History of Billericay
Billericay was first inhabited in the Iron Age, burial mounds still exist in Norsey Woods, but it is in the Roman period when the local Trinovante tribe assisted Queen Boadicea and were quelled, that a Roman settlement brought about the town's real birth.
During the Saxon period our traditional form of local government came into being. The area was then owned by King Harold's father, who is buried locally, who named the fortified settlement Burghstede.
The area then passed into the ownership of William the Conqueror's half brother. When he fell out of favour, William gave the lands to the Cistercian monks. Barstable Hundred came about when the county was divided into "hundreds".
In the 12th and 13th centuries a manor house called Blunts Walls was built by Bartholomew Blunt on the north west of the town. In 1262 Reginald Blunt joined the Barons Revolt, under Simon-de-Montfort but was defeated at the Battle of Evesham. His lands were then confiscated and passed to the Augustinian Thoby priory at Mountnessing.
In 1342 Billericay acquired a Chantry Chapel with sufficient funds to support its own priest.
The next important event was in 1381 when local men joined with those from Kent in a peasants' revolt against Richard II's poll tax. Wat Tyler led a march on London where he was killed and his followers were driven home and 500 massacred in Norsey Woods by Thomas of Woodstock. They are buried in Great Burstead.
In 1620 victualler Christopher Martin set sail with several fellow townsfolk for the new world in "The Mayflower". The town Billerica was set up in Massachusetts. Find out more about Billerica by clicking here
The town became increasingly prosperous during the Georgian period as it was an important stop en route to the Tilbury Crossing and a highly successful coaching route running between Brentwood, Billericay, Rayleigh, Hadleigh, Leigh and Rochford. The Crown, a large coaching inn was built to accommodate the many travellers as existing hostelries were unable to cope.
In the reform election of 1832 Billericay was one of only seven polling stations in South Essex, the county being divided into north and south for the elections.
From that date Billericay continued to hold its place as a centre of administration. This was confirmed in 1894 with the formation of the Billericay Rural District Council.

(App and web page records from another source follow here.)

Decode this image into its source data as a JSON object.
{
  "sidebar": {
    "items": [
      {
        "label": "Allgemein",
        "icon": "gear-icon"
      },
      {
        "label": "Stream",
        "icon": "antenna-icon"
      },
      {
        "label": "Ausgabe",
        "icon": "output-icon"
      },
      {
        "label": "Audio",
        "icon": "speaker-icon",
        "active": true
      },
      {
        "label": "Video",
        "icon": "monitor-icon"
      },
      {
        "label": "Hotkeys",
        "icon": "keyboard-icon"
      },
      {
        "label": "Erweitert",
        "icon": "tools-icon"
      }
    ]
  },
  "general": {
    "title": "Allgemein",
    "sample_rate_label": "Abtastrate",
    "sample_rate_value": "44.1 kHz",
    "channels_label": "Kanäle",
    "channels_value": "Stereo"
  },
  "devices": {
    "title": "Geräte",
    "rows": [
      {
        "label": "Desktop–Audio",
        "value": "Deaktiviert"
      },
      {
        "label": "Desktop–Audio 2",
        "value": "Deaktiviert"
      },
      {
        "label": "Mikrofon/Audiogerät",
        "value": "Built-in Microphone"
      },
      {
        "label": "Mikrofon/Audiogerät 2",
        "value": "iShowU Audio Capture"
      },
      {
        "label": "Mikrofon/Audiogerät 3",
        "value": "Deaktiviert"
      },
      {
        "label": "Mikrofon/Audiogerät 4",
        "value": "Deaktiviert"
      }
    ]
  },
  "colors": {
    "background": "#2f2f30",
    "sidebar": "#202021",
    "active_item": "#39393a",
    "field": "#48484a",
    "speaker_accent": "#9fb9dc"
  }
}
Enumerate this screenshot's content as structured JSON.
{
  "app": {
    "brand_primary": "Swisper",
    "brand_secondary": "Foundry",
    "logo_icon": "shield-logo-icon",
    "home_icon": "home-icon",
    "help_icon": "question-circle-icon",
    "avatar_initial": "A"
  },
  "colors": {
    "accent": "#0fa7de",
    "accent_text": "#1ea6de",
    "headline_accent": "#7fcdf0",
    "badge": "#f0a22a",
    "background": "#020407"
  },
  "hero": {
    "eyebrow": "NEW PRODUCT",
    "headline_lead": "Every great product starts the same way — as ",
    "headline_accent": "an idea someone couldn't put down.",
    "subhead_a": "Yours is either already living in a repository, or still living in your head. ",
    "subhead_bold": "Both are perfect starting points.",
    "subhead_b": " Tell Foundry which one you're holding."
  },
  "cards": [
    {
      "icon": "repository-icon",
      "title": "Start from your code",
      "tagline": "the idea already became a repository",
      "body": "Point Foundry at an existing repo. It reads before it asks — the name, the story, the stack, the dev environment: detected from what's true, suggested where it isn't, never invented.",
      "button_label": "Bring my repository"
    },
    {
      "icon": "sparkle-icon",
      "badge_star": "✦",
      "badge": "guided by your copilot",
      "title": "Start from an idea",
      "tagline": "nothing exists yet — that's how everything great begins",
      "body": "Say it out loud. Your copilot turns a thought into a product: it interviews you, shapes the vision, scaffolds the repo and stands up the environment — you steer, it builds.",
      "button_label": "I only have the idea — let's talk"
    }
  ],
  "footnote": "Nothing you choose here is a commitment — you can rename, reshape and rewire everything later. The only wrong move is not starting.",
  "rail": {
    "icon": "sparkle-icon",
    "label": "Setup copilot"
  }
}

Close ties continue to exist between Brentwood and Billericay, borne out not only by the coming of the railway from Shenfield, but also by the A127 major road link.